● Stored data:
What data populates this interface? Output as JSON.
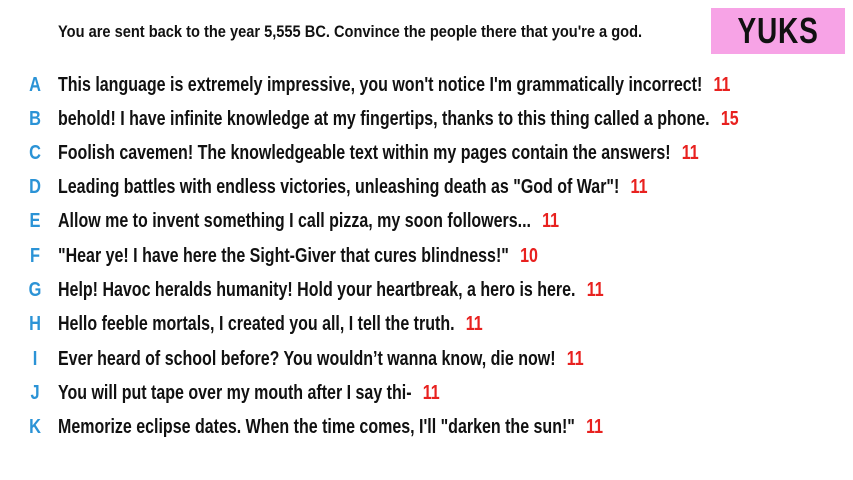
{
  "prompt": "You are sent back to the year 5,555 BC. Convince the people there that you're a god.",
  "badge": "YUKS",
  "colors": {
    "letter": "#2b93d6",
    "score": "#e8211f",
    "badge_bg": "#f7a3e6"
  },
  "answers": [
    {
      "letter": "A",
      "text": "This language is extremely impressive, you won't notice I'm grammatically incorrect!",
      "score": "11"
    },
    {
      "letter": "B",
      "text": "behold! I have infinite knowledge at my fingertips, thanks to this thing called a phone.",
      "score": "15"
    },
    {
      "letter": "C",
      "text": "Foolish cavemen! The knowledgeable text within my pages contain the answers!",
      "score": "11"
    },
    {
      "letter": "D",
      "text": "Leading battles with endless victories, unleashing death as \"God of War\"!",
      "score": "11"
    },
    {
      "letter": "E",
      "text": "Allow me to invent something I call pizza, my soon followers...",
      "score": "11"
    },
    {
      "letter": "F",
      "text": "\"Hear ye! I have here the Sight-Giver that cures blindness!\"",
      "score": "10"
    },
    {
      "letter": "G",
      "text": "Help! Havoc heralds humanity! Hold your heartbreak, a hero is here.",
      "score": "11"
    },
    {
      "letter": "H",
      "text": "Hello feeble mortals, I created you all, I tell the truth.",
      "score": "11"
    },
    {
      "letter": "I",
      "text": "Ever heard of school before? You wouldn’t wanna know, die now!",
      "score": "11"
    },
    {
      "letter": "J",
      "text": "You will put tape over my mouth after I say thi-",
      "score": "11"
    },
    {
      "letter": "K",
      "text": "Memorize eclipse dates. When the time comes, I'll \"darken the sun!\"",
      "score": "11"
    }
  ]
}
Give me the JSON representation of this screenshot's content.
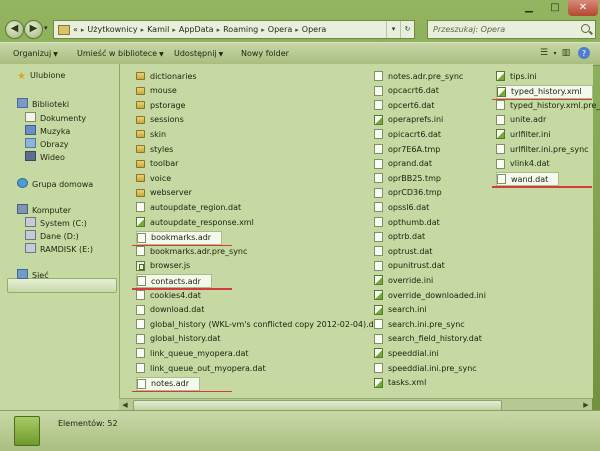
{
  "window_controls": {
    "minimize": "▁",
    "maximize": "□",
    "close": "✕"
  },
  "nav": {
    "back": "◀",
    "forward": "▶",
    "history": "▾"
  },
  "address": {
    "prefix": "«",
    "crumbs": [
      "Użytkownicy",
      "Kamil",
      "AppData",
      "Roaming",
      "Opera",
      "Opera"
    ],
    "separator": "▸",
    "dropdown": "▾",
    "refresh": "↻"
  },
  "search": {
    "placeholder": "Przeszukaj: Opera"
  },
  "toolbar": {
    "organize": "Organizuj",
    "add_to_library": "Umieść w bibliotece",
    "share": "Udostępnij",
    "new_folder": "Nowy folder",
    "view_icon": "☰",
    "view_menu": "▾",
    "pane_icon": "▥",
    "help": "?",
    "caret": "▼"
  },
  "sidebar": {
    "favorites": "Ulubione",
    "libraries": "Biblioteki",
    "lib_items": [
      "Dokumenty",
      "Muzyka",
      "Obrazy",
      "Wideo"
    ],
    "homegroup": "Grupa domowa",
    "computer": "Komputer",
    "drives": [
      "System (C:)",
      "Dane (D:)",
      "RAMDISK (E:)"
    ],
    "network": "Sieć"
  },
  "files": {
    "col1": [
      {
        "name": "dictionaries",
        "icon": "folder"
      },
      {
        "name": "mouse",
        "icon": "folder"
      },
      {
        "name": "pstorage",
        "icon": "folder"
      },
      {
        "name": "sessions",
        "icon": "folder"
      },
      {
        "name": "skin",
        "icon": "folder"
      },
      {
        "name": "styles",
        "icon": "folder"
      },
      {
        "name": "toolbar",
        "icon": "folder"
      },
      {
        "name": "voice",
        "icon": "folder"
      },
      {
        "name": "webserver",
        "icon": "folder"
      },
      {
        "name": "autoupdate_region.dat",
        "icon": "file"
      },
      {
        "name": "autoupdate_response.xml",
        "icon": "np"
      },
      {
        "name": "bookmarks.adr",
        "icon": "file",
        "highlight": true
      },
      {
        "name": "bookmarks.adr.pre_sync",
        "icon": "file"
      },
      {
        "name": "browser.js",
        "icon": "js"
      },
      {
        "name": "contacts.adr",
        "icon": "file",
        "highlight": true
      },
      {
        "name": "cookies4.dat",
        "icon": "file"
      },
      {
        "name": "download.dat",
        "icon": "file"
      },
      {
        "name": "global_history (WKL-vm's conflicted copy 2012-02-04).dat",
        "icon": "file"
      },
      {
        "name": "global_history.dat",
        "icon": "file"
      },
      {
        "name": "link_queue_myopera.dat",
        "icon": "file"
      },
      {
        "name": "link_queue_out_myopera.dat",
        "icon": "file"
      },
      {
        "name": "notes.adr",
        "icon": "file",
        "highlight": true
      }
    ],
    "col2": [
      {
        "name": "notes.adr.pre_sync",
        "icon": "file"
      },
      {
        "name": "opcacrt6.dat",
        "icon": "file"
      },
      {
        "name": "opcert6.dat",
        "icon": "file"
      },
      {
        "name": "operaprefs.ini",
        "icon": "np"
      },
      {
        "name": "opicacrt6.dat",
        "icon": "file"
      },
      {
        "name": "opr7E6A.tmp",
        "icon": "file"
      },
      {
        "name": "oprand.dat",
        "icon": "file"
      },
      {
        "name": "oprBB25.tmp",
        "icon": "file"
      },
      {
        "name": "oprCD36.tmp",
        "icon": "file"
      },
      {
        "name": "opssl6.dat",
        "icon": "file"
      },
      {
        "name": "opthumb.dat",
        "icon": "file"
      },
      {
        "name": "optrb.dat",
        "icon": "file"
      },
      {
        "name": "optrust.dat",
        "icon": "file"
      },
      {
        "name": "opunitrust.dat",
        "icon": "file"
      },
      {
        "name": "override.ini",
        "icon": "np"
      },
      {
        "name": "override_downloaded.ini",
        "icon": "np"
      },
      {
        "name": "search.ini",
        "icon": "np"
      },
      {
        "name": "search.ini.pre_sync",
        "icon": "file"
      },
      {
        "name": "search_field_history.dat",
        "icon": "file"
      },
      {
        "name": "speeddial.ini",
        "icon": "np"
      },
      {
        "name": "speeddial.ini.pre_sync",
        "icon": "file"
      },
      {
        "name": "tasks.xml",
        "icon": "np"
      }
    ],
    "col3": [
      {
        "name": "tips.ini",
        "icon": "np"
      },
      {
        "name": "typed_history.xml",
        "icon": "np",
        "highlight": true
      },
      {
        "name": "typed_history.xml.pre_sync",
        "icon": "file"
      },
      {
        "name": "unite.adr",
        "icon": "file"
      },
      {
        "name": "urlfilter.ini",
        "icon": "np"
      },
      {
        "name": "urlfilter.ini.pre_sync",
        "icon": "file"
      },
      {
        "name": "vlink4.dat",
        "icon": "file"
      },
      {
        "name": "wand.dat",
        "icon": "file",
        "highlight": true
      }
    ]
  },
  "scrollbar": {
    "left": "◀",
    "right": "▶"
  },
  "status": {
    "text": "Elementów: 52"
  },
  "colors": {
    "highlight_underline": "#d23c3c",
    "window": "#8bab57"
  }
}
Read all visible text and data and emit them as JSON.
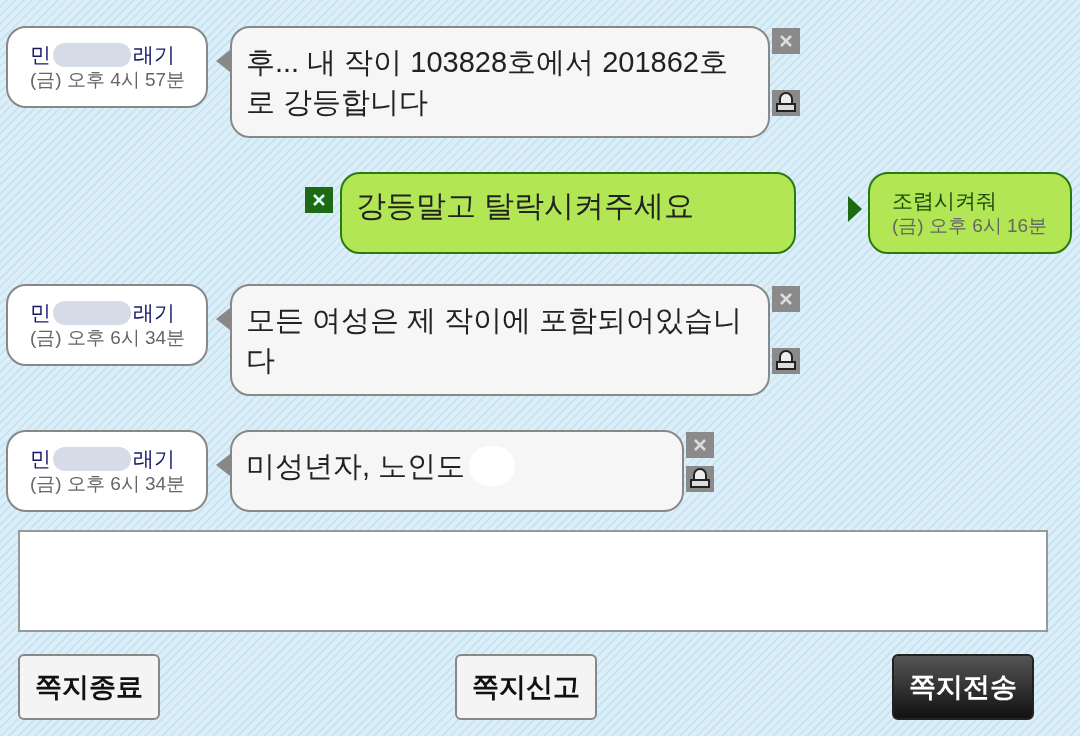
{
  "messages": [
    {
      "kind": "received",
      "name_start": "민",
      "name_end": "래기",
      "time": "(금) 오후 4시 57분",
      "text": "후... 내 작이 103828호에서 201862호로 강등합니다",
      "redacted_tail": false
    },
    {
      "kind": "sent",
      "name_start": "조렵시켜줘",
      "time": "(금) 오후 6시 16분",
      "text": "강등말고 탈락시켜주세요"
    },
    {
      "kind": "received",
      "name_start": "민",
      "name_end": "래기",
      "time": "(금) 오후 6시 34분",
      "text": "모든 여성은 제 작이에 포함되어있습니다",
      "redacted_tail": false
    },
    {
      "kind": "received",
      "name_start": "민",
      "name_end": "래기",
      "time": "(금) 오후 6시 34분",
      "text": "미성년자, 노인도",
      "redacted_tail": true
    }
  ],
  "buttons": [
    {
      "label": "쪽지종료",
      "kind": "normal"
    },
    {
      "label": "쪽지신고",
      "kind": "normal"
    },
    {
      "label": "쪽지전송",
      "kind": "primary"
    }
  ]
}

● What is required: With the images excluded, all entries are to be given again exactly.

● Task response:
What data populates this interface? Output as JSON.
{
  "prompt": "You are sent back to the year 5,555 BC. Convince the people there that you're a god.",
  "badge": "YUKS",
  "colors": {
    "letter": "#2b93d6",
    "score": "#e8211f",
    "badge_bg": "#f7a3e6"
  },
  "answers": [
    {
      "letter": "A",
      "text": "This language is extremely impressive, you won't notice I'm grammatically incorrect!",
      "score": "11"
    },
    {
      "letter": "B",
      "text": "behold! I have infinite knowledge at my fingertips, thanks to this thing called a phone.",
      "score": "15"
    },
    {
      "letter": "C",
      "text": "Foolish cavemen! The knowledgeable text within my pages contain the answers!",
      "score": "11"
    },
    {
      "letter": "D",
      "text": "Leading battles with endless victories, unleashing death as \"God of War\"!",
      "score": "11"
    },
    {
      "letter": "E",
      "text": "Allow me to invent something I call pizza, my soon followers...",
      "score": "11"
    },
    {
      "letter": "F",
      "text": "\"Hear ye! I have here the Sight-Giver that cures blindness!\"",
      "score": "10"
    },
    {
      "letter": "G",
      "text": "Help! Havoc heralds humanity! Hold your heartbreak, a hero is here.",
      "score": "11"
    },
    {
      "letter": "H",
      "text": "Hello feeble mortals, I created you all, I tell the truth.",
      "score": "11"
    },
    {
      "letter": "I",
      "text": "Ever heard of school before? You wouldn’t wanna know, die now!",
      "score": "11"
    },
    {
      "letter": "J",
      "text": "You will put tape over my mouth after I say thi-",
      "score": "11"
    },
    {
      "letter": "K",
      "text": "Memorize eclipse dates. When the time comes, I'll \"darken the sun!\"",
      "score": "11"
    }
  ]
}
Give me the JSON representation of this screenshot's content.
{
  "window_controls": {
    "minimize": "▁",
    "maximize": "□",
    "close": "✕"
  },
  "nav": {
    "back": "◀",
    "forward": "▶",
    "history": "▾"
  },
  "address": {
    "prefix": "«",
    "crumbs": [
      "Użytkownicy",
      "Kamil",
      "AppData",
      "Roaming",
      "Opera",
      "Opera"
    ],
    "separator": "▸",
    "dropdown": "▾",
    "refresh": "↻"
  },
  "search": {
    "placeholder": "Przeszukaj: Opera"
  },
  "toolbar": {
    "organize": "Organizuj",
    "add_to_library": "Umieść w bibliotece",
    "share": "Udostępnij",
    "new_folder": "Nowy folder",
    "view_icon": "☰",
    "view_menu": "▾",
    "pane_icon": "▥",
    "help": "?",
    "caret": "▼"
  },
  "sidebar": {
    "favorites": "Ulubione",
    "libraries": "Biblioteki",
    "lib_items": [
      "Dokumenty",
      "Muzyka",
      "Obrazy",
      "Wideo"
    ],
    "homegroup": "Grupa domowa",
    "computer": "Komputer",
    "drives": [
      "System (C:)",
      "Dane (D:)",
      "RAMDISK (E:)"
    ],
    "network": "Sieć"
  },
  "files": {
    "col1": [
      {
        "name": "dictionaries",
        "icon": "folder"
      },
      {
        "name": "mouse",
        "icon": "folder"
      },
      {
        "name": "pstorage",
        "icon": "folder"
      },
      {
        "name": "sessions",
        "icon": "folder"
      },
      {
        "name": "skin",
        "icon": "folder"
      },
      {
        "name": "styles",
        "icon": "folder"
      },
      {
        "name": "toolbar",
        "icon": "folder"
      },
      {
        "name": "voice",
        "icon": "folder"
      },
      {
        "name": "webserver",
        "icon": "folder"
      },
      {
        "name": "autoupdate_region.dat",
        "icon": "file"
      },
      {
        "name": "autoupdate_response.xml",
        "icon": "np"
      },
      {
        "name": "bookmarks.adr",
        "icon": "file",
        "highlight": true
      },
      {
        "name": "bookmarks.adr.pre_sync",
        "icon": "file"
      },
      {
        "name": "browser.js",
        "icon": "js"
      },
      {
        "name": "contacts.adr",
        "icon": "file",
        "highlight": true
      },
      {
        "name": "cookies4.dat",
        "icon": "file"
      },
      {
        "name": "download.dat",
        "icon": "file"
      },
      {
        "name": "global_history (WKL-vm's conflicted copy 2012-02-04).dat",
        "icon": "file"
      },
      {
        "name": "global_history.dat",
        "icon": "file"
      },
      {
        "name": "link_queue_myopera.dat",
        "icon": "file"
      },
      {
        "name": "link_queue_out_myopera.dat",
        "icon": "file"
      },
      {
        "name": "notes.adr",
        "icon": "file",
        "highlight": true
      }
    ],
    "col2": [
      {
        "name": "notes.adr.pre_sync",
        "icon": "file"
      },
      {
        "name": "opcacrt6.dat",
        "icon": "file"
      },
      {
        "name": "opcert6.dat",
        "icon": "file"
      },
      {
        "name": "operaprefs.ini",
        "icon": "np"
      },
      {
        "name": "opicacrt6.dat",
        "icon": "file"
      },
      {
        "name": "opr7E6A.tmp",
        "icon": "file"
      },
      {
        "name": "oprand.dat",
        "icon": "file"
      },
      {
        "name": "oprBB25.tmp",
        "icon": "file"
      },
      {
        "name": "oprCD36.tmp",
        "icon": "file"
      },
      {
        "name": "opssl6.dat",
        "icon": "file"
      },
      {
        "name": "opthumb.dat",
        "icon": "file"
      },
      {
        "name": "optrb.dat",
        "icon": "file"
      },
      {
        "name": "optrust.dat",
        "icon": "file"
      },
      {
        "name": "opunitrust.dat",
        "icon": "file"
      },
      {
        "name": "override.ini",
        "icon": "np"
      },
      {
        "name": "override_downloaded.ini",
        "icon": "np"
      },
      {
        "name": "search.ini",
        "icon": "np"
      },
      {
        "name": "search.ini.pre_sync",
        "icon": "file"
      },
      {
        "name": "search_field_history.dat",
        "icon": "file"
      },
      {
        "name": "speeddial.ini",
        "icon": "np"
      },
      {
        "name": "speeddial.ini.pre_sync",
        "icon": "file"
      },
      {
        "name": "tasks.xml",
        "icon": "np"
      }
    ],
    "col3": [
      {
        "name": "tips.ini",
        "icon": "np"
      },
      {
        "name": "typed_history.xml",
        "icon": "np",
        "highlight": true
      },
      {
        "name": "typed_history.xml.pre_sync",
        "icon": "file"
      },
      {
        "name": "unite.adr",
        "icon": "file"
      },
      {
        "name": "urlfilter.ini",
        "icon": "np"
      },
      {
        "name": "urlfilter.ini.pre_sync",
        "icon": "file"
      },
      {
        "name": "vlink4.dat",
        "icon": "file"
      },
      {
        "name": "wand.dat",
        "icon": "file",
        "highlight": true
      }
    ]
  },
  "scrollbar": {
    "left": "◀",
    "right": "▶"
  },
  "status": {
    "text": "Elementów: 52"
  },
  "colors": {
    "highlight_underline": "#d23c3c",
    "window": "#8bab57"
  }
}
Read all visible text and data and emit them as JSON.
{
  "messages": [
    {
      "kind": "received",
      "name_start": "민",
      "name_end": "래기",
      "time": "(금) 오후 4시 57분",
      "text": "후... 내 작이 103828호에서 201862호로 강등합니다",
      "redacted_tail": false
    },
    {
      "kind": "sent",
      "name_start": "조렵시켜줘",
      "time": "(금) 오후 6시 16분",
      "text": "강등말고 탈락시켜주세요"
    },
    {
      "kind": "received",
      "name_start": "민",
      "name_end": "래기",
      "time": "(금) 오후 6시 34분",
      "text": "모든 여성은 제 작이에 포함되어있습니다",
      "redacted_tail": false
    },
    {
      "kind": "received",
      "name_start": "민",
      "name_end": "래기",
      "time": "(금) 오후 6시 34분",
      "text": "미성년자, 노인도",
      "redacted_tail": true
    }
  ],
  "buttons": [
    {
      "label": "쪽지종료",
      "kind": "normal"
    },
    {
      "label": "쪽지신고",
      "kind": "normal"
    },
    {
      "label": "쪽지전송",
      "kind": "primary"
    }
  ]
}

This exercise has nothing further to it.